Young Brazilians take protests to social media

Last Updated: Sunday, June 23, 2013 - 09:26

Sao Paulo: The protests for better living conditions rocking Brazil`s streets have spilled over into social media, with a deluge of tweets, Facebook comments and thousands of pictures posted on Instagram.

For the past two weeks, hundreds of thousands of mainly young people have been marching across the country, a placard in one hand and in the other a smartphone to share their protests with the world.

As with the Arab Spring protests in 2011 and the recent unrest in Turkey, activists have used social media to mobilize supporters and plan events while authorities have monitored the same traffic to try to stay one step ahead.
On Twitter, a young woman exulted as more than 1.2 million people flood the streets in scores of cities Thursday to rail against the billions of dollars spent on the 2014 World Cup, as well as corruption and inadequate transport.

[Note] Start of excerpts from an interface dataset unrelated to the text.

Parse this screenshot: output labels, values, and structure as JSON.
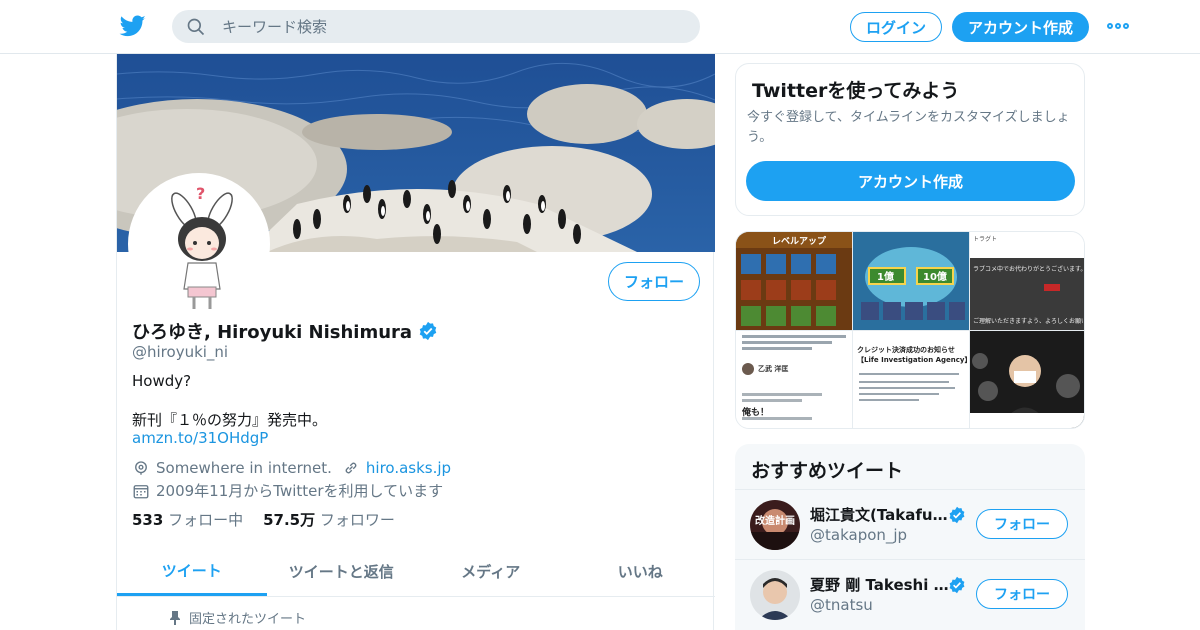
{
  "header": {
    "search_placeholder": "キーワード検索",
    "login_label": "ログイン",
    "signup_label": "アカウント作成"
  },
  "profile": {
    "name": "ひろゆき, Hiroyuki Nishimura",
    "handle": "@hiroyuki_ni",
    "follow_label": "フォロー",
    "bio_line1": "Howdy?",
    "bio_line2": "新刊『１％の努力』発売中。",
    "bio_link": "amzn.to/31OHdgP",
    "location": "Somewhere in internet.",
    "website": "hiro.asks.jp",
    "joined": "2009年11月からTwitterを利用しています",
    "following_count": "533",
    "following_label": "フォロー中",
    "followers_count": "57.5万",
    "followers_label": "フォロワー",
    "verified": true
  },
  "tabs": [
    "ツイート",
    "ツイートと返信",
    "メディア",
    "いいね"
  ],
  "active_tab": 0,
  "pinned_label": "固定されたツイート",
  "signup_card": {
    "title": "Twitterを使ってみよう",
    "description": "今すぐ登録して、タイムラインをカスタマイズしましょう。",
    "button_label": "アカウント作成"
  },
  "media_thumbs": [
    {
      "caption": "レベルアップ"
    },
    {
      "caption": ""
    },
    {
      "caption": ""
    },
    {
      "caption": ""
    },
    {
      "caption": "クレジット決済成功のお知らせ"
    },
    {
      "caption": ""
    }
  ],
  "media_texts": {
    "game_top_label": "レベルアップ",
    "game2_left": "1億",
    "game2_right": "10億",
    "shot3_line1": "トラグト",
    "shot3_line2": "ラブコメ中でお代わりがとうございます。",
    "shot3_line3": "ご理解いただきますよう、よろしくお願いいたします。",
    "shot4_name": "乙武 洋匡",
    "shot4_reply": "俺も！",
    "shot5_title_line1": "クレジット決済成功のお知らせ",
    "shot5_title_line2": "【Life Investigation Agency】"
  },
  "recommendations": {
    "title": "おすすめツイート",
    "items": [
      {
        "name": "堀江貴文(Takafumi Horie)",
        "handle": "@takapon_jp",
        "follow_label": "フォロー",
        "avatar_text": "改造計画"
      },
      {
        "name": "夏野 剛 Takeshi Natsuno",
        "handle": "@tnatsu",
        "follow_label": "フォロー"
      }
    ]
  },
  "colors": {
    "accent": "#1da1f2",
    "link": "#1b95e0",
    "muted": "#657786"
  }
}
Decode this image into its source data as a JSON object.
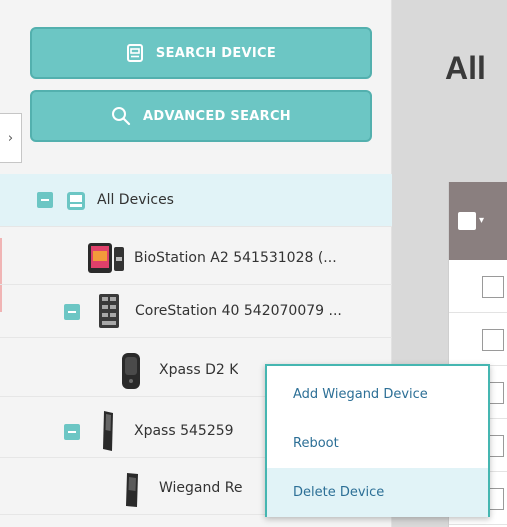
{
  "toolbar": {
    "search_device_label": "SEARCH DEVICE",
    "advanced_search_label": "ADVANCED SEARCH",
    "collapse_glyph": "›"
  },
  "tree": {
    "root_label": "All Devices",
    "devices": [
      {
        "label": "BioStation A2 541531028 (..."
      },
      {
        "label": "CoreStation 40 542070079 ..."
      },
      {
        "label": "Xpass D2 K"
      },
      {
        "label": "Xpass 545259"
      },
      {
        "label": "Wiegand Re"
      }
    ]
  },
  "main": {
    "title": "All"
  },
  "context_menu": {
    "items": [
      {
        "label": "Add Wiegand Device"
      },
      {
        "label": "Reboot"
      },
      {
        "label": "Delete Device"
      }
    ]
  },
  "colors": {
    "accent": "#6cc6c4",
    "menu_border": "#45b6b1",
    "menu_text": "#2c6f96",
    "selected_row": "#e1f3f7"
  },
  "icons": [
    "search-device-icon",
    "magnifier-icon",
    "chevron-right-icon",
    "collapse-minus-icon",
    "group-icon",
    "biostation-icon",
    "corestation-icon",
    "xpass-d2-icon",
    "xpass-icon",
    "wiegand-reader-icon"
  ]
}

"This is what pride looks like. That was beautiful yesterday," she tweeted, adding the trademark slogan keywords #ogiganteacordou (A giant woke up) and #vemprarua (Come down to the streets).

On Saturday, online networks were abuzz with comments on President Dilma Rousseff`s televised address late Friday in which she pledged to listen to the "voices of the streets" and offered a plan to improve public services.

"Let`s hope she will follow through. I want deadlines," one person said.
"Listening to President Dilma depresses me. It`s a joke. She treats us like idiots on national television," a critic tweeted.
On Twitter, a young woman exulted as more than 1.2 million people flood the streets in scores of cities Thursday to rail against the billions of dollars spent on the 2014 World Cup, as well as corruption and inadequate transport.

"This is what pride looks like. That was beautiful yesterday," she tweeted, adding the trademark slogan keywords #ogiganteacordou (A giant woke up) and #vemprarua (Come down to the streets).

On Saturday, online networks were abuzz with comments on President Dilma Rousseff`s televised address late Friday in which she pledged to listen to the "voices of the streets" and offered a plan to improve public services.

"Let`s hope she will follow through. I want deadlines," one person said.
"Listening to President Dilma depresses me. It`s a joke. She treats us like idiots on national television," a critic tweeted.
"We want dates and times. Action. Promises are not enough," another said.
The social media chatter is being closely monitored by Brazilian intelligence as security forces scramble to contain the demonstrations, which have often been accompanied by clashes between protesters and police.

"What we are collecting via the Internet is public information such as dates of demonstrations," said Gustavo Weber, a spokesman for the Brazilian intelligence agency Abin.

This week, the daily O Estado de Sao Paulo reported that Brazilian intelligence services were monitoring the protests not just on social media but also through messenger services such as the Smartphone application Whatsapp.

AFP



First Published: Sunday, June 23, 2013 - 09:26

More from zeenews

 
comments powered by Disqus